TASK INSTRUCTIONS: Print all of the data below exactly as it appears, leaving out every image.
BEGIN SOURCE DATA
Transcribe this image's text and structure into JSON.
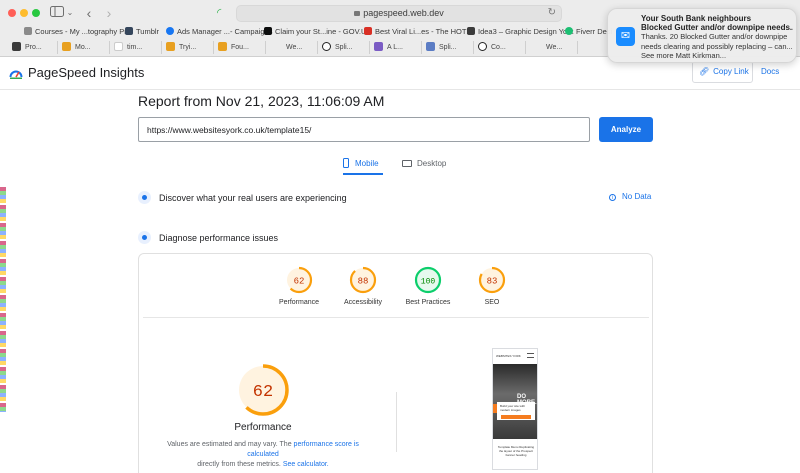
{
  "browser": {
    "address": "pagespeed.web.dev",
    "bookmarks": [
      {
        "label": "Courses - My ...tography Pro",
        "color": "#8a8a8a"
      },
      {
        "label": "Tumblr",
        "color": "#35465c"
      },
      {
        "label": "Ads Manager ...- Campaigns",
        "color": "#1877f2"
      },
      {
        "label": "Claim your St...ine - GOV.UK",
        "color": "#0b0c0c"
      },
      {
        "label": "Best Viral Li...es - The HOTH",
        "color": "#d93025"
      },
      {
        "label": "Idea3 – Graphic Design York",
        "color": "#3b3b3b"
      },
      {
        "label": "Fiverr Desi",
        "color": "#1dbf73"
      }
    ],
    "tabs": [
      "Pro...",
      "Mo...",
      "tim...",
      "Tryi...",
      "Fou...",
      "We...",
      "Spli...",
      "A L...",
      "Spli...",
      "Co...",
      "We..."
    ]
  },
  "notification": {
    "title": "Your South Bank neighbours",
    "subtitle": "Blocked Gutter and/or downpipe needs...",
    "body": "Thanks. 20 Blocked Gutter and/or downpipe needs clearing and possibly replacing – can... See more Matt Kirkman..."
  },
  "header": {
    "title": "PageSpeed Insights",
    "copy_link": "Copy Link",
    "docs": "Docs"
  },
  "report": {
    "title": "Report from Nov 21, 2023, 11:06:09 AM",
    "url": "https://www.websitesyork.co.uk/template15/",
    "analyze": "Analyze"
  },
  "device_tabs": {
    "mobile": "Mobile",
    "desktop": "Desktop"
  },
  "sections": {
    "real_users": "Discover what your real users are experiencing",
    "no_data": "No Data",
    "diagnose": "Diagnose performance issues"
  },
  "scores": [
    {
      "label": "Performance",
      "value": 62,
      "color": "#fa9f0c",
      "bg": "#fff3e0"
    },
    {
      "label": "Accessibility",
      "value": 88,
      "color": "#fa9f0c",
      "bg": "#fff3e0"
    },
    {
      "label": "Best Practices",
      "value": 100,
      "color": "#0cce6b",
      "bg": "#e6f9ee"
    },
    {
      "label": "SEO",
      "value": 83,
      "color": "#fa9f0c",
      "bg": "#fff3e0"
    }
  ],
  "performance": {
    "value": 62,
    "label": "Performance",
    "note_prefix": "Values are estimated and may vary. The",
    "note_link1": "performance score is calculated",
    "note_mid": "directly from these metrics.",
    "note_link2": "See calculator."
  },
  "preview": {
    "site": "WEBSITES YORK",
    "hero_text": "DO MORE.",
    "box_text": "Build your site with modern images",
    "footer_text": "Template Menu Replicating the layout of the Prospect banner heading"
  }
}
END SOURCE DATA
PROBLEM SOLUTION:
Transcribe this image's text and structure into JSON.
{
  "browser": {
    "address": "pagespeed.web.dev",
    "bookmarks": [
      {
        "label": "Courses - My ...tography Pro",
        "color": "#8a8a8a"
      },
      {
        "label": "Tumblr",
        "color": "#35465c"
      },
      {
        "label": "Ads Manager ...- Campaigns",
        "color": "#1877f2"
      },
      {
        "label": "Claim your St...ine - GOV.UK",
        "color": "#0b0c0c"
      },
      {
        "label": "Best Viral Li...es - The HOTH",
        "color": "#d93025"
      },
      {
        "label": "Idea3 – Graphic Design York",
        "color": "#3b3b3b"
      },
      {
        "label": "Fiverr Desi",
        "color": "#1dbf73"
      }
    ],
    "tabs": [
      "Pro...",
      "Mo...",
      "tim...",
      "Tryi...",
      "Fou...",
      "We...",
      "Spli...",
      "A L...",
      "Spli...",
      "Co...",
      "We..."
    ]
  },
  "notification": {
    "title": "Your South Bank neighbours",
    "subtitle": "Blocked Gutter and/or downpipe needs...",
    "body": "Thanks. 20 Blocked Gutter and/or downpipe needs clearing and possibly replacing – can... See more Matt Kirkman..."
  },
  "header": {
    "title": "PageSpeed Insights",
    "copy_link": "Copy Link",
    "docs": "Docs"
  },
  "report": {
    "title": "Report from Nov 21, 2023, 11:06:09 AM",
    "url": "https://www.websitesyork.co.uk/template15/",
    "analyze": "Analyze"
  },
  "device_tabs": {
    "mobile": "Mobile",
    "desktop": "Desktop"
  },
  "sections": {
    "real_users": "Discover what your real users are experiencing",
    "no_data": "No Data",
    "diagnose": "Diagnose performance issues"
  },
  "scores": [
    {
      "label": "Performance",
      "value": 62,
      "color": "#fa9f0c",
      "bg": "#fff3e0"
    },
    {
      "label": "Accessibility",
      "value": 88,
      "color": "#fa9f0c",
      "bg": "#fff3e0"
    },
    {
      "label": "Best Practices",
      "value": 100,
      "color": "#0cce6b",
      "bg": "#e6f9ee"
    },
    {
      "label": "SEO",
      "value": 83,
      "color": "#fa9f0c",
      "bg": "#fff3e0"
    }
  ],
  "performance": {
    "value": 62,
    "label": "Performance",
    "note_prefix": "Values are estimated and may vary. The",
    "note_link1": "performance score is calculated",
    "note_mid": "directly from these metrics.",
    "note_link2": "See calculator."
  },
  "preview": {
    "site": "WEBSITES YORK",
    "hero_text": "DO MORE.",
    "box_text": "Build your site with modern images",
    "footer_text": "Template Menu Replicating the layout of the Prospect banner heading"
  }
}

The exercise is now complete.